* [Task brief]
List all lines of the data that include the string "text".

::::

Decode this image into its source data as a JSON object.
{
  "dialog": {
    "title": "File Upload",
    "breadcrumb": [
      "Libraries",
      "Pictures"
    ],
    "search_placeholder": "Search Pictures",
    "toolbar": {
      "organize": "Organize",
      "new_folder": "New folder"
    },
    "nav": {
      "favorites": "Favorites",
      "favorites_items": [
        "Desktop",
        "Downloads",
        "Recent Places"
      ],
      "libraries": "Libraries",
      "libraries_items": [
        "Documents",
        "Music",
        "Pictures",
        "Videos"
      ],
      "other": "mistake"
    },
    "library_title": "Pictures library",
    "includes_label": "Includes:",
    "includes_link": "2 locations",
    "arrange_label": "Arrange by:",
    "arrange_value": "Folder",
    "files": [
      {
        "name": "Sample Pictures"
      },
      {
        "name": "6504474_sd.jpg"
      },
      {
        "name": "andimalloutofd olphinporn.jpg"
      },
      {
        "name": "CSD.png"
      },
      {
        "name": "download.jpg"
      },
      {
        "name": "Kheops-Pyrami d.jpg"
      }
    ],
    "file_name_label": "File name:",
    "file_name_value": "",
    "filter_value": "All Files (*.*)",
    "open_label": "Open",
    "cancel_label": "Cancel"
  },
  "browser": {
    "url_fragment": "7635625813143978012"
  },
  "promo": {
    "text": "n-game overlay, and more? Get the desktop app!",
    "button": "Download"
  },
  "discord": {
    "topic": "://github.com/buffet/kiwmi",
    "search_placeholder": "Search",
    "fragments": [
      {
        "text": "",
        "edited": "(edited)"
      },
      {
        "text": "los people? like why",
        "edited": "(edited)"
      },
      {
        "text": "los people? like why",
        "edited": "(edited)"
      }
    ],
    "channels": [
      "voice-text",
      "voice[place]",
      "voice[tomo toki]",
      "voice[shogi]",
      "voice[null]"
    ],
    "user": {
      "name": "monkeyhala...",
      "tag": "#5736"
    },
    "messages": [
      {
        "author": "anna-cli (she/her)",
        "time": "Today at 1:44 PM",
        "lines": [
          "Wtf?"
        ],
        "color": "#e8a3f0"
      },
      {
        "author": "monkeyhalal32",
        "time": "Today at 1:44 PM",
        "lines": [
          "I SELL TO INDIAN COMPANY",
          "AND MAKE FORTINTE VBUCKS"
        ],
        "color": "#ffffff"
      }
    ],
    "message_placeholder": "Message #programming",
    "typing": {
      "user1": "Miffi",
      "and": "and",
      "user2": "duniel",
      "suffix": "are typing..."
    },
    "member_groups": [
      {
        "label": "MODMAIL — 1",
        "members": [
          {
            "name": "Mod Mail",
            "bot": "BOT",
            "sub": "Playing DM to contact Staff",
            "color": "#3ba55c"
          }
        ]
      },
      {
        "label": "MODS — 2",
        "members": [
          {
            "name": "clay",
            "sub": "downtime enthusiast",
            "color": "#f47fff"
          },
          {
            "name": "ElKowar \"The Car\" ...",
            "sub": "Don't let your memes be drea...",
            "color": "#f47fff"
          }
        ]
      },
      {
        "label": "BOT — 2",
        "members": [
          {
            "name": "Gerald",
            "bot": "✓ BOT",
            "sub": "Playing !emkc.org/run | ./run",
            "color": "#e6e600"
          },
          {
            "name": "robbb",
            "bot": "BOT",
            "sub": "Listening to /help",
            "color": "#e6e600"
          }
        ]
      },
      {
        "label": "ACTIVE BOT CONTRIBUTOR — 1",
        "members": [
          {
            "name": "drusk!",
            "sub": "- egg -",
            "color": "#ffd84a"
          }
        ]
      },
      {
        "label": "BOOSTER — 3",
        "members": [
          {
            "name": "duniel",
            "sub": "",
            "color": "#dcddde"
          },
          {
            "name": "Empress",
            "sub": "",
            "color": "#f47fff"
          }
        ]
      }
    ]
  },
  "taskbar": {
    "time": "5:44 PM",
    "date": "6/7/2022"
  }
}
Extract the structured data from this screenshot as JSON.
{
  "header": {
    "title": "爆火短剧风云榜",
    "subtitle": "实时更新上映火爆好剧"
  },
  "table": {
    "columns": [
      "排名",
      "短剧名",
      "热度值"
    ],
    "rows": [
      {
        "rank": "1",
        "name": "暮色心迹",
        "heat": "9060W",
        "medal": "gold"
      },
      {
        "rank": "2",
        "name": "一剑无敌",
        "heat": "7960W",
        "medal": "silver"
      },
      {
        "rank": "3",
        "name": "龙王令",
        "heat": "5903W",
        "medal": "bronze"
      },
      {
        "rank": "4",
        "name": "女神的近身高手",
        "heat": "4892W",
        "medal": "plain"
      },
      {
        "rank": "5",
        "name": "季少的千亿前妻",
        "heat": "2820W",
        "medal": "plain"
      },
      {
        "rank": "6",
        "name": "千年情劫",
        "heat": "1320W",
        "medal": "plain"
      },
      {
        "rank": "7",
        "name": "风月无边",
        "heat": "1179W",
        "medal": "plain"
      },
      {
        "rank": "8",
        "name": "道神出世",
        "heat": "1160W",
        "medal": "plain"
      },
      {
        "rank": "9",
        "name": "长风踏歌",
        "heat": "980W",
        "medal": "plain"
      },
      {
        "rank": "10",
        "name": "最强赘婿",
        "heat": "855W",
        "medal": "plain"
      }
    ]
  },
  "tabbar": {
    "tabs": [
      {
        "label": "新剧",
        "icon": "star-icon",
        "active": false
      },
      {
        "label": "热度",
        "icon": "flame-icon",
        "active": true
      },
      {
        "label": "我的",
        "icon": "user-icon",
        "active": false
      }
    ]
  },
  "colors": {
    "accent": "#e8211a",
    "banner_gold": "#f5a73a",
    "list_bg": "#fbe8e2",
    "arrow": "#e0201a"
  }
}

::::

* [Result of the task]
    "text": "n-game overlay, and more? Get the desktop app!",
        "text": "",
        "text": "los people? like why",
        "text": "los people? like why",
      "voice-text",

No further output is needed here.